“Only thejc.com site was affected. None of our numerous sister servers handling our archives, e-paper, social and personal, debating and MSFL sport were infiltrated,” the paper reports: http://www.thejc.com/news/uk-news/26147/palestinian-attack-jc-website
Editor Stephen Pollard said: “Only those without the confidence to win an argument resort to such tactics. And it was a pretty self-defeating attempt to silence us. Our site was down for a few hours, but as a result we will get more readers than ever before.” The Jewish Chronicle, which is based in London, is the world’s longest-running Jewish newspaper.
Defacers using the same Palestinian Mujaheeds nickname also hacked an Israeli weather website, http://www.israelweather.co.il, posting their name on parts of the site that would normally display weather satellite images.

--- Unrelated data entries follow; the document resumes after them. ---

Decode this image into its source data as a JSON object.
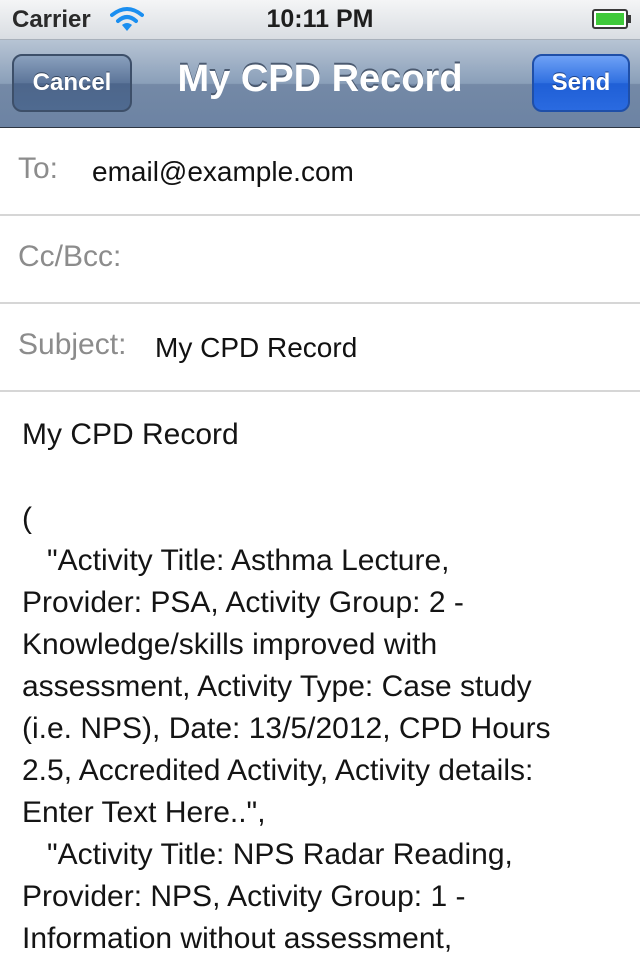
{
  "status_bar": {
    "carrier": "Carrier",
    "time": "10:11 PM",
    "wifi_icon": "wifi-icon",
    "battery_icon": "battery-icon",
    "battery_color": "#3fc93a"
  },
  "nav_bar": {
    "title": "My CPD Record",
    "cancel_label": "Cancel",
    "send_label": "Send",
    "send_color": "#2a6ae0"
  },
  "fields": {
    "to_label": "To:",
    "to_value": "email@example.com",
    "cc_label": "Cc/Bcc:",
    "cc_value": "",
    "subject_label": "Subject:",
    "subject_value": "My CPD Record"
  },
  "body": {
    "heading": "My CPD Record",
    "lines": [
      "(",
      "   \"Activity Title: Asthma Lecture,",
      "Provider: PSA, Activity Group: 2 -",
      "Knowledge/skills improved with",
      "assessment, Activity Type: Case study",
      "(i.e. NPS), Date: 13/5/2012, CPD Hours",
      "2.5, Accredited Activity, Activity details:",
      "Enter Text Here..\",",
      "   \"Activity Title: NPS Radar Reading,",
      "Provider: NPS, Activity Group: 1 -",
      "Information without assessment,"
    ]
  }
}
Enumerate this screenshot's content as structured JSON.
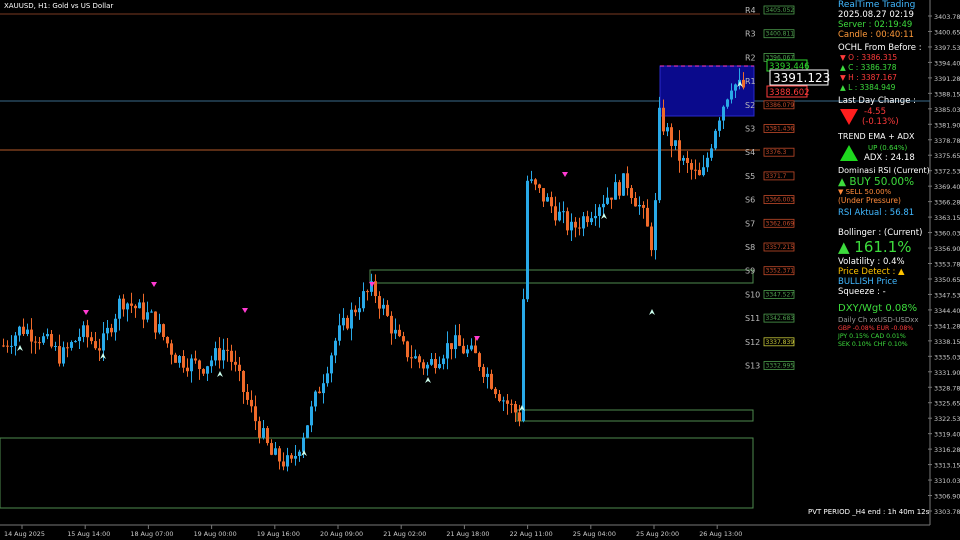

Defacing websites with political messages has gone on for years. Previous examples include the hack of a US military website, which was defaced to display an image of a Palestinian protestor in front of an Israeli tank, in January 2009: http://www.sophos.com/blogs/gc/g/2009/01/09/antiisraeli-hackers-bring-cyberwar-washington-dc
More recently Twitter and Chinese search engine Baidu were the victims of a DNS hijacking by the “Iranian Cyber Army”. Surfers visiting the sites were forwarded to a third-party site protesting against Western cyberactivism following last year’s disputed Iranian elections.